Lots of us want the authenticity, meaningfulness, and enduring value that come in serious and vulnerable relationships, but few stick around long enough to find that those things come only with long-term commitments and friendship. This is why it’s so much easier to claim to have a personal relationship with God, watching sermons on youtube and attending weekly church services, rather than being plugged into the local church. It’s easier to retweet and watch the sermons of famous celebrity pastors than to engage one another daily, entering into the messiness of accountability and the pain of confessing our sins to one another. It is one thing to desire meaning, but another to become vulnerable.

This is true no less in academia as it is in the church: learning occurs not merely (or even mainly) in the lecture halls, but in the conversations at the local pub or the dining room afterwards. The tutorial system in the UK universities try to cultivate a culture in which conversations that center around the key texts assigned and the taught subject matter would be a norm. Most of our daily lives are lived in the concreteness of habits and friendships – the lectures, essential as they are, take up little of the actual percentage of time we inhabit. Likewise, the lives that are formed in the seminaries, too, are due not merely to the lectures but to the habits and friendships that endure when one is laboring through Hebrew verbs together late at night in the local 24 hour diner or Starbucks. Sermons, books, lectures, are all being instilled in one another through those lengthy conversations and prayers shared among friends. We are who we hang out with, just as much as we are what we love.

Luther’s insight reminds me of one of the central features of Hegel’s thinking, argued to good effect by Kevin Hector’s Theological Project of Modernism. For Hegel, freedom and identity cannot be realized without the recognition of others that confer those things upon us. In other words, we are not free unless others recognize us as free; likewise, we are not who we are apart from what others recognize us to be. This is the function, no less, of the church: we know that we are embraced by God (through the doctrines of, say, union with Christ and justification, or predestinarian election), as we are embraced by the church. Paul’s description of the church as the body of Christ is no mere aesthetic flourish: it is a reality.

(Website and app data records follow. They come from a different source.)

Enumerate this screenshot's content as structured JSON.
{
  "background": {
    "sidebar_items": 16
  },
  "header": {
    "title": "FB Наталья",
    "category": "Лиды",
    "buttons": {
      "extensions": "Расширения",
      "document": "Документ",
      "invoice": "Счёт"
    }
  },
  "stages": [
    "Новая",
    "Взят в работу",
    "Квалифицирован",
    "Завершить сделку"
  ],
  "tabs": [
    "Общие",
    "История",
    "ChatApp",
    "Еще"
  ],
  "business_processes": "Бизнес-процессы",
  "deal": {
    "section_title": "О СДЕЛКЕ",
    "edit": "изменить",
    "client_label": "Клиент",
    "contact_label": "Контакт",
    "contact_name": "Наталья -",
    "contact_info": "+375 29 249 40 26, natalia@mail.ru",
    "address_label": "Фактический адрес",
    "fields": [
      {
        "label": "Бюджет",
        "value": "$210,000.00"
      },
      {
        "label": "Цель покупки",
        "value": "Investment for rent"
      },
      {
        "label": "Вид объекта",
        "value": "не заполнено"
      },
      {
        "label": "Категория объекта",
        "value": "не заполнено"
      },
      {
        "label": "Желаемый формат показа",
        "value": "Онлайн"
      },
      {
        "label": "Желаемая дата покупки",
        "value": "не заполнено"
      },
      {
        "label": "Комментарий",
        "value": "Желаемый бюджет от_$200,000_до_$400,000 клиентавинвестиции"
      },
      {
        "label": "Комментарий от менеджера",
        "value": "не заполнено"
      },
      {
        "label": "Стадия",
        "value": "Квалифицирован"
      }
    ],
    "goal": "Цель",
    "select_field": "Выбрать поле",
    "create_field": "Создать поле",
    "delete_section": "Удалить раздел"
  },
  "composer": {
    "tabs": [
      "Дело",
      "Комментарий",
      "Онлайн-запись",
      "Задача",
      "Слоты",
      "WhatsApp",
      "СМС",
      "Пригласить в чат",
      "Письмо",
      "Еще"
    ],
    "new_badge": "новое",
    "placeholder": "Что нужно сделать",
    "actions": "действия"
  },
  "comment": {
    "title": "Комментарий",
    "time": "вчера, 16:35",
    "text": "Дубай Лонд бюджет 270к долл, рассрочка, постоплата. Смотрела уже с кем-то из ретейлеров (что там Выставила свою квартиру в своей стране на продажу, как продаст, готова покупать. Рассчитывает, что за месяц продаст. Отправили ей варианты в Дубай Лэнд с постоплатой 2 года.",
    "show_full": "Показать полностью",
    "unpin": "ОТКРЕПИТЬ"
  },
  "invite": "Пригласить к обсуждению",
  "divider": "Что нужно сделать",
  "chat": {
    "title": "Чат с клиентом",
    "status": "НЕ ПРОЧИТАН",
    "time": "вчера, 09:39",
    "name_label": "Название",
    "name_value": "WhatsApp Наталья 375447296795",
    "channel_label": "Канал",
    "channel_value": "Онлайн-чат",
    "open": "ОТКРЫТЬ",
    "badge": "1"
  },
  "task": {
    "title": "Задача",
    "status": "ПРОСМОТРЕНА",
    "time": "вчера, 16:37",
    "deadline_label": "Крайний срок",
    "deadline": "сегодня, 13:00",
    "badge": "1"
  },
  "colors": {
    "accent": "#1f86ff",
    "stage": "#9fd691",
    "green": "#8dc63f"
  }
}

The church would be doing its members a serious disservice if its doctrine be sound while in its daily living reflects not the doctrine she preaches; likewise, members cannot expect to grow in their faith if they are disconnected from their body.

[1] Cited in Robert Kolb, Martin Luther: Confessor of the Faith (Oxford: Oxford University Press, 2009), p. 135.


Leave a Reply

Your email address will not be published. Required fields are marked *

Security Question * Time limit is exhausted. Please reload the CAPTCHA.